International passenger flights remain suspended. However, as well as repatriation and cargo flights continuing to operate, travelers can also now enter Morocco if they have an invitation from a Moroccan company and confirmed hotel reservations. Those arriving in Morocco will be required to present a negative Polymerase Chain Reaction (PCR) and a COVID-19 antibody test taken within 48 hours prior to travel.
As of Friday, October 9, there have been 142,953 confirmed cases of COVID-19 in Morocco with 2,486 associated fatalities. Further international spread of the virus is to be expected in the near term.
The first case of COVID-19 was reported on December 31 and the source of the outbreak has been linked to a wet market in Wuhan (Hubei province, China). Since then, human-to-human transmission of the virus has been confirmed.
Cases of the virus have been confirmed in numerous countries and territories worldwide.
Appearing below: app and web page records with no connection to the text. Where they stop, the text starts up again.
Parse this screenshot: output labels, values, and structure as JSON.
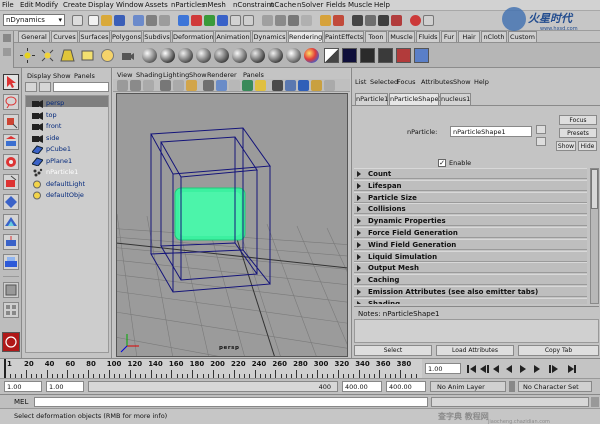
{
  "menubar": {
    "items": [
      "File",
      "Edit",
      "Modify",
      "Create",
      "Display",
      "Window",
      "Assets",
      "nParticles",
      "nMesh",
      "nConstraint",
      "nCache",
      "nSolver",
      "Fields",
      "Muscle",
      "Help"
    ]
  },
  "statusline": {
    "mode": "nDynamics"
  },
  "shelf": {
    "tabs": [
      "General",
      "Curves",
      "Surfaces",
      "Polygons",
      "Subdivs",
      "Deformation",
      "Animation",
      "Dynamics",
      "Rendering",
      "PaintEffects",
      "Toon",
      "Muscle",
      "Fluids",
      "Fur",
      "Hair",
      "nCloth",
      "Custom"
    ],
    "active_tab": "Rendering"
  },
  "outliner": {
    "menu": [
      "Display",
      "Show",
      "Panels"
    ],
    "items": [
      {
        "label": "persp",
        "icon": "camera-icon"
      },
      {
        "label": "top",
        "icon": "camera-icon"
      },
      {
        "label": "front",
        "icon": "camera-icon"
      },
      {
        "label": "side",
        "icon": "camera-icon"
      },
      {
        "label": "pCube1",
        "icon": "mesh-icon"
      },
      {
        "label": "pPlane1",
        "icon": "mesh-icon"
      },
      {
        "label": "nParticle1",
        "icon": "particle-icon"
      },
      {
        "label": "defaultLight",
        "icon": "light-icon"
      },
      {
        "label": "defaultObje",
        "icon": "light-icon"
      }
    ],
    "selected": "nParticle1"
  },
  "viewport": {
    "menu": [
      "View",
      "Shading",
      "Lighting",
      "Show",
      "Renderer",
      "Panels"
    ],
    "camera_label": "persp"
  },
  "attribute_editor": {
    "menu": [
      "List",
      "Selected",
      "Focus",
      "Attributes",
      "Show",
      "Help"
    ],
    "tabs": [
      "nParticle1",
      "nParticleShape1",
      "nucleus1"
    ],
    "active_tab": "nParticleShape1",
    "node_label": "nParticle:",
    "node_value": "nParticleShape1",
    "buttons": {
      "focus": "Focus",
      "presets": "Presets",
      "show": "Show",
      "hide": "Hide"
    },
    "enable_label": "Enable",
    "sections": [
      "Count",
      "Lifespan",
      "Particle Size",
      "Collisions",
      "Dynamic Properties",
      "Force Field Generation",
      "Wind Field Generation",
      "Liquid Simulation",
      "Output Mesh",
      "Caching",
      "Emission Attributes (see also emitter tabs)",
      "Shading"
    ],
    "notes_label": "Notes:  nParticleShape1",
    "bottom_buttons": {
      "select": "Select",
      "load": "Load Attributes",
      "copy": "Copy Tab"
    }
  },
  "timeslider": {
    "ticks": [
      "1",
      "20",
      "40",
      "60",
      "80",
      "100",
      "120",
      "140",
      "160",
      "180",
      "200",
      "220",
      "240",
      "260",
      "280",
      "300",
      "320",
      "340",
      "360",
      "380"
    ],
    "current_frame": "1.00"
  },
  "rangeslider": {
    "start": "1.00",
    "inner_start": "1.00",
    "inner_end": "400.00",
    "end": "400.00",
    "range_end_label": "400",
    "anim_layer": "No Anim Layer",
    "char_set": "No Character Set"
  },
  "cmdline": {
    "label": "MEL"
  },
  "helpline": {
    "text": "Select deformation objects (RMB for more info)"
  },
  "colors": {
    "particle": "#3cf0a0",
    "bbox": "#14147a",
    "section_arrow": "#222222"
  }
}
On March 11, the World Health Organization (WHO) declared the global outbreak a pandemic. Virus-screening and quarantining measures are being implemented at airports worldwide, as well as extensive travel restrictions.
The most common symptoms of COVID-19 are fever, dry cough, and tiredness. Some patients may experience other symptoms such as body pains, nasal congestion, headache, conjunctivitis, sore throat, diarrhoea, loss of taste or smell, or a rash on skin or discoloration of fingers or toes. These symptoms (in most cases mild) appear gradually. Generally, most patients (around 80 percent) recover from the disease without being hospitalized.
Measures adopted by local authorities evolve quickly and are usually effective immediately. Depending on the evolution of the outbreak in other countries, authorities are likely to modify, at very short notice, the list of countries whose travelers are subject to border control measures or entry restrictions upon their arrival to the territory in question. It is advised to postpone nonessential travel due to the risk that travelers may be refused entry or be subject to quarantine upon their arrival or during their stay.
To reduce the risk of transmission, travelers are advised to abide by the following measures:
- Frequently clean hands by applying an alcohol-based hand rub or washing with soap and water.
- When coughing and sneezing, cover mouth and nose with a flexed elbow or tissue; if used, throw the tissue away immediately and wash hands.
- If experiencing a fever, cough, and difficulty breathing, seek medical care urgently, and share your previous travel history with your health care provider.